(Beginning of Material provided)
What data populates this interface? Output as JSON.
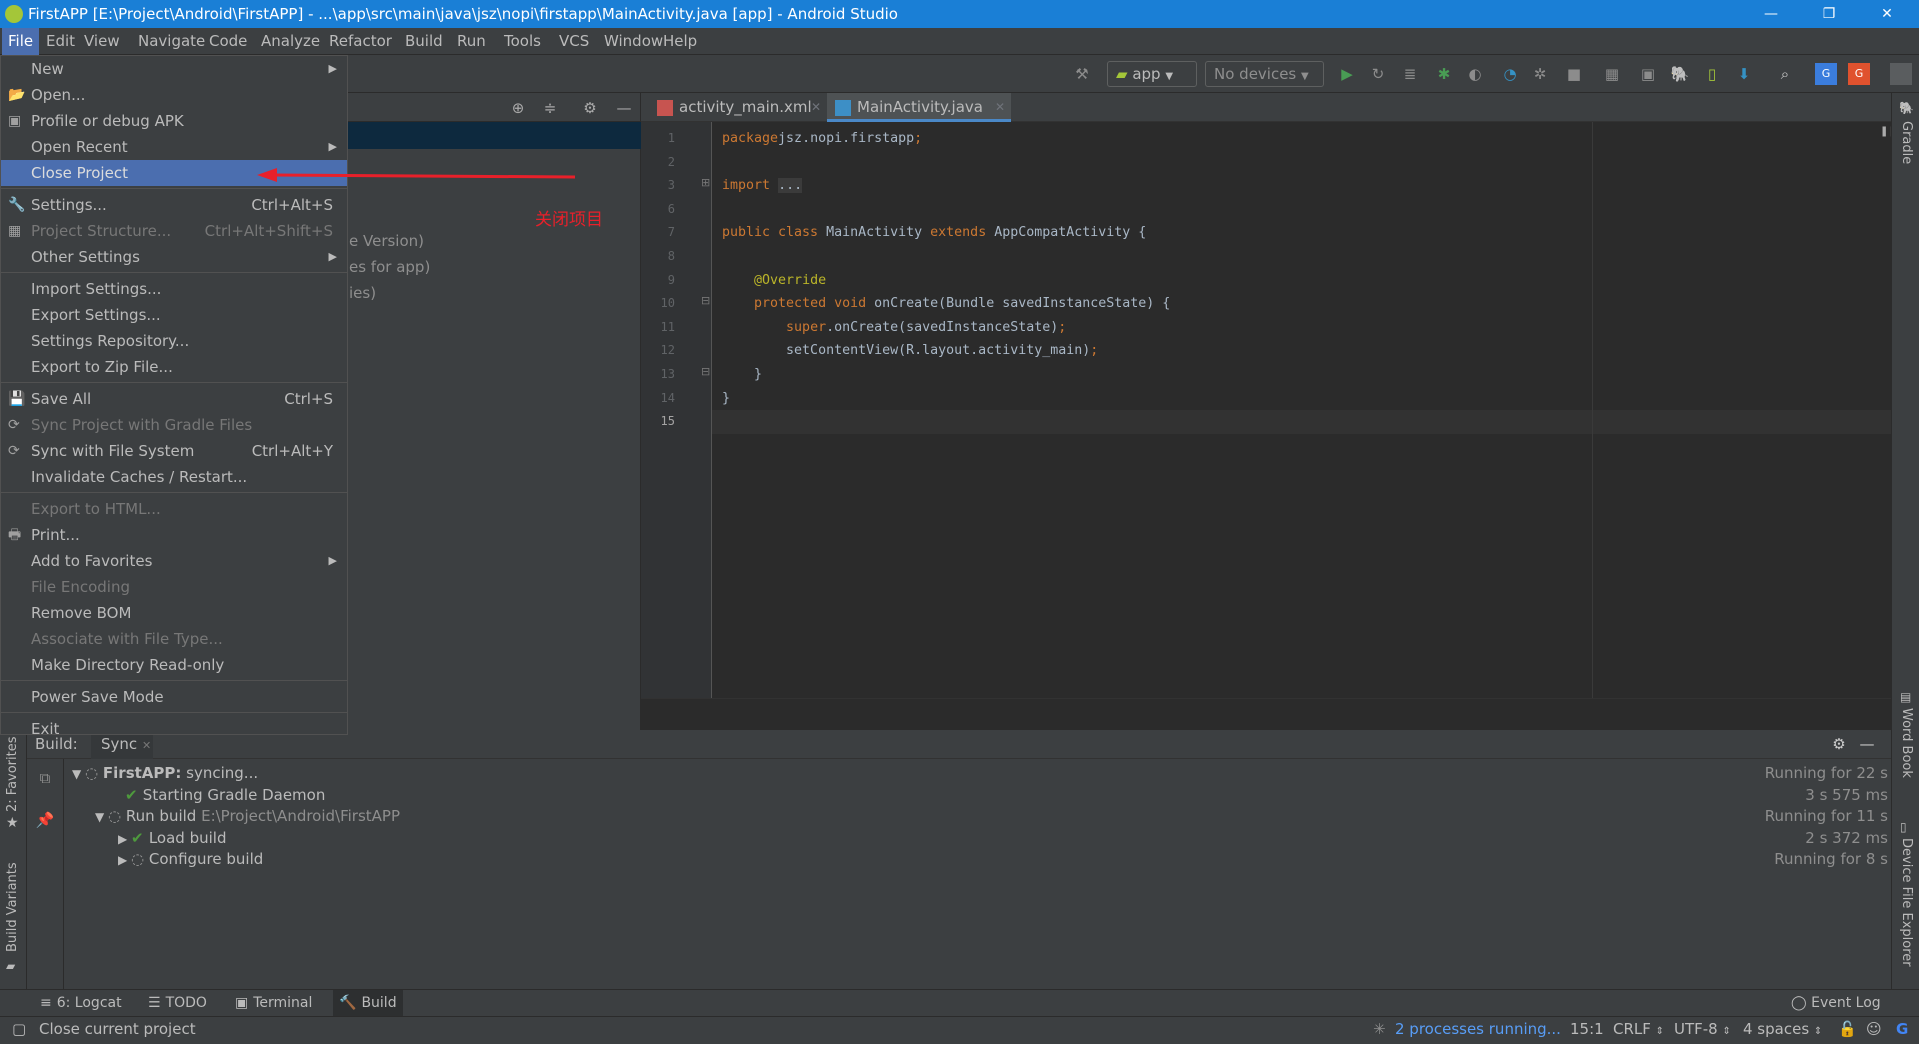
{
  "window": {
    "title": "FirstAPP [E:\\Project\\Android\\FirstAPP] - ...\\app\\src\\main\\java\\jsz\\nopi\\firstapp\\MainActivity.java [app] - Android Studio",
    "minimize": "—",
    "restore": "❐",
    "close": "✕"
  },
  "menubar": [
    "File",
    "Edit",
    "View",
    "Navigate",
    "Code",
    "Analyze",
    "Refactor",
    "Build",
    "Run",
    "Tools",
    "VCS",
    "Window",
    "Help"
  ],
  "toolbar": {
    "config": "app",
    "device": "No devices"
  },
  "file_menu": [
    {
      "label": "New",
      "submenu": true
    },
    {
      "label": "Open...",
      "icon": "📂"
    },
    {
      "label": "Profile or debug APK",
      "icon": "▣"
    },
    {
      "label": "Open Recent",
      "submenu": true
    },
    {
      "label": "Close Project",
      "highlighted": true
    },
    {
      "sep": true
    },
    {
      "label": "Settings...",
      "shortcut": "Ctrl+Alt+S",
      "icon": "🔧"
    },
    {
      "label": "Project Structure...",
      "shortcut": "Ctrl+Alt+Shift+S",
      "disabled": true,
      "icon": "▦"
    },
    {
      "label": "Other Settings",
      "submenu": true
    },
    {
      "sep": true
    },
    {
      "label": "Import Settings..."
    },
    {
      "label": "Export Settings..."
    },
    {
      "label": "Settings Repository..."
    },
    {
      "label": "Export to Zip File..."
    },
    {
      "sep": true
    },
    {
      "label": "Save All",
      "shortcut": "Ctrl+S",
      "icon": "💾"
    },
    {
      "label": "Sync Project with Gradle Files",
      "disabled": true,
      "icon": "⟳"
    },
    {
      "label": "Sync with File System",
      "shortcut": "Ctrl+Alt+Y",
      "icon": "⟳"
    },
    {
      "label": "Invalidate Caches / Restart..."
    },
    {
      "sep": true
    },
    {
      "label": "Export to HTML...",
      "disabled": true
    },
    {
      "label": "Print...",
      "icon": "🖶"
    },
    {
      "label": "Add to Favorites",
      "submenu": true
    },
    {
      "label": "File Encoding",
      "disabled": true
    },
    {
      "label": "Remove BOM"
    },
    {
      "label": "Associate with File Type...",
      "disabled": true
    },
    {
      "label": "Make Directory Read-only"
    },
    {
      "sep": true
    },
    {
      "label": "Power Save Mode"
    },
    {
      "sep": true
    },
    {
      "label": "Exit"
    }
  ],
  "annotation": {
    "text": "关闭项目",
    "color": "#e8202a"
  },
  "project_panel": {
    "partial_items": [
      "e Version)",
      "es for app)",
      "ies)"
    ]
  },
  "editor": {
    "tabs": [
      {
        "label": "activity_main.xml",
        "active": false
      },
      {
        "label": "MainActivity.java",
        "active": true
      }
    ],
    "current_line": "15",
    "lines": [
      {
        "n": "1",
        "tokens": [
          [
            "kw",
            "package"
          ],
          [
            "",
            "jsz.nopi.firstapp"
          ],
          [
            "kw",
            ";"
          ]
        ]
      },
      {
        "n": "2",
        "tokens": []
      },
      {
        "n": "3",
        "tokens": [
          [
            "kw",
            "import"
          ],
          [
            "",
            " "
          ],
          [
            "fold",
            "..."
          ]
        ]
      },
      {
        "n": "6",
        "tokens": []
      },
      {
        "n": "7",
        "tokens": [
          [
            "kw",
            "public class"
          ],
          [
            "",
            " MainActivity "
          ],
          [
            "kw",
            "extends"
          ],
          [
            "",
            " AppCompatActivity {"
          ]
        ]
      },
      {
        "n": "8",
        "tokens": []
      },
      {
        "n": "9",
        "tokens": [
          [
            "",
            "    "
          ],
          [
            "an",
            "@Override"
          ]
        ]
      },
      {
        "n": "10",
        "tokens": [
          [
            "",
            "    "
          ],
          [
            "kw",
            "protected void"
          ],
          [
            "",
            " onCreate(Bundle savedInstanceState) {"
          ]
        ]
      },
      {
        "n": "11",
        "tokens": [
          [
            "",
            "        "
          ],
          [
            "kw",
            "super"
          ],
          [
            "",
            ".onCreate(savedInstanceState)"
          ],
          [
            "kw",
            ";"
          ]
        ]
      },
      {
        "n": "12",
        "tokens": [
          [
            "",
            "        setContentView(R.layout.activity_main)"
          ],
          [
            "kw",
            ";"
          ]
        ]
      },
      {
        "n": "13",
        "tokens": [
          [
            "",
            "    }"
          ]
        ]
      },
      {
        "n": "14",
        "tokens": [
          [
            "",
            "}"
          ]
        ]
      },
      {
        "n": "15",
        "tokens": []
      }
    ]
  },
  "build": {
    "label": "Build:",
    "tab": "Sync",
    "tree": [
      {
        "indent": 0,
        "arrow": "▼",
        "status": "spin",
        "bold": "FirstAPP:",
        "text": " syncing...",
        "right": "Running for 22 s"
      },
      {
        "indent": 1,
        "arrow": "",
        "status": "ok",
        "text": "Starting Gradle Daemon",
        "right": "3 s 575 ms"
      },
      {
        "indent": 1,
        "arrow": "▼",
        "status": "spin",
        "text": "Run build",
        "path": " E:\\Project\\Android\\FirstAPP",
        "right": "Running for 11 s"
      },
      {
        "indent": 2,
        "arrow": "▶",
        "status": "ok",
        "text": "Load build",
        "right": "2 s 372 ms"
      },
      {
        "indent": 2,
        "arrow": "▶",
        "status": "spin",
        "text": "Configure build",
        "right": "Running for 8 s"
      }
    ]
  },
  "left_stripe": [
    "2: Favorites",
    "Build Variants"
  ],
  "right_stripe": [
    "Gradle",
    "Word Book",
    "Device File Explorer"
  ],
  "bottom_tools": [
    {
      "label": "6: Logcat",
      "icon": "≡"
    },
    {
      "label": "TODO",
      "icon": "☰"
    },
    {
      "label": "Terminal",
      "icon": "▣"
    },
    {
      "label": "Build",
      "icon": "🔨",
      "active": true
    }
  ],
  "event_log": "Event Log",
  "status": {
    "message": "Close current project",
    "processes": "2 processes running...",
    "position": "15:1",
    "line_sep": "CRLF",
    "encoding": "UTF-8",
    "indent": "4 spaces"
  },
  "colors": {
    "accent": "#4b6eaf",
    "titlebar": "#1a7fd6",
    "keyword": "#cc7832",
    "link": "#589df6"
  }
}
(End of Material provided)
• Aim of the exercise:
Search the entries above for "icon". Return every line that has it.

• Answer area:
      "icon": "📂"
      "icon": "▣"
      "icon": "🔧"
      "icon": "▦"
      "icon": "💾"
      "icon": "⟳"
      "icon": "⟳"
      "icon": "🖶"
      "icon": "≡"
      "icon": "☰"
      "icon": "▣"
      "icon": "🔨",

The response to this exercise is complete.